Lake County Leader

by John McLaughlin

The Confederated Salish and Kootenai Tribes are set to receive more than $1 billion this year to settle water rights claims through the newly signed U.S. bipartisan infrastructure law.

For fiscal year 2022, the final allocation was announced Tuesday by Interior Department Secretary Deb Haaland.

Haaland said the department will allocate $1.7 billion overall toward enacted tribal water rights settlements via President Joe Biden’s bipartisan infrastructure law signed last November.
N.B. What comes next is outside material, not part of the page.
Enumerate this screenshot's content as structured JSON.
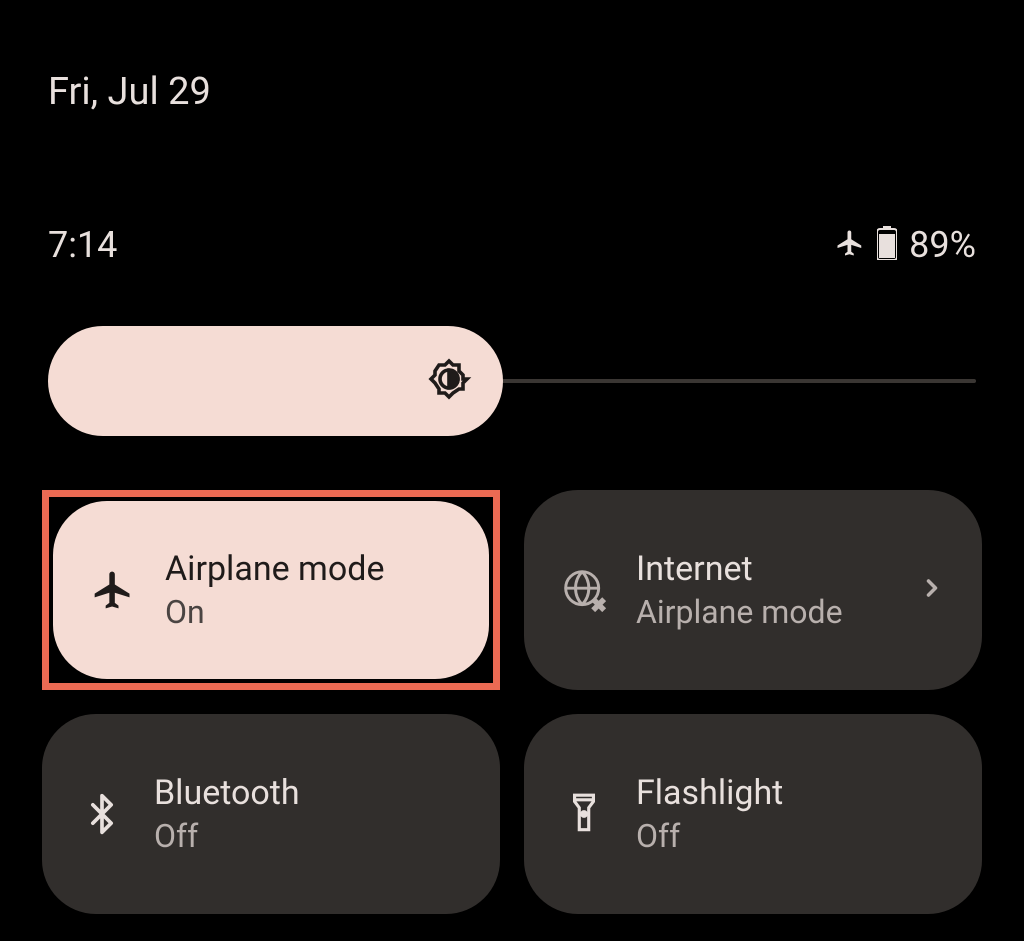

Of that sum, CSKT will be getting a final allocation this year of about $1.02 billion per the Montana Water Rights Protection Act, according to an Interior Department spreadsheet.

“This announcement is historic, not just for the CSKT water compact but for Indian water rights settlements across the West,” CSKT Chairman Tom McDonald said in a CKST press release issued Thursday.

Initially approved by the state in 2015, the landmark CSKT-Montana water compact garnered federal ratification years later in 2020 as the Montana Water Rights Protection Act, sponsored by Republican U.S. Sen. Steve Daines and Democrat Sen. Jon Tester.

Shortly thereafter, the CSKT Tribal Council itself approved the compact. Haaland penned final approval of the deal last September.

The compact relinquished the tribes’ claim to most off-reservation waters.

CSKT then received 211 water rights on the Flathead Reservation, 10 water rights outside of the reservation and co-ownership of 58 other claims, according to past Inter Lake reporting.

In partnership with the state, the tribes have since formed the Flathead Reservation Water Management Board, which carries final authority for all water dealings on the reservation.

Yet lacking key staff, the board is not yet processing existing or new water rights.

The landmark compact also returned to CSKT via trust the 19,000-acre National Bison Range, which remains open to the public.

The settlement provides a $1.9 billion trust to settle claims and modernize the Flathead Indian Irrigation Project. It also relinquishes federal liens on irrigators and provides $10 million in road infrastructure funding to Lake and Sanders counties, according to Inter Lake archives.

“With full funding secured for the Crow, Blackfeet and CSKT settlements, as well as the elimination of a major hurdle in the ultimate passage of the Fort Belknap compact, this is a big win for Montana,” McDonald said. “We are grateful for the leadership of Sen. Tester in securing this funding in the Bipartisan Infrastructure Legislation and Secretary Haaland’s efforts to swiftly allocate funds amongst existing water settlements. This week’s announcement amplifies the commitment and hard work of Montana’s leaders like Sen. Tester, Sen. Daines, Gov. Gianforte, Gov. Bullock and Attorney General Fox, to name a few.”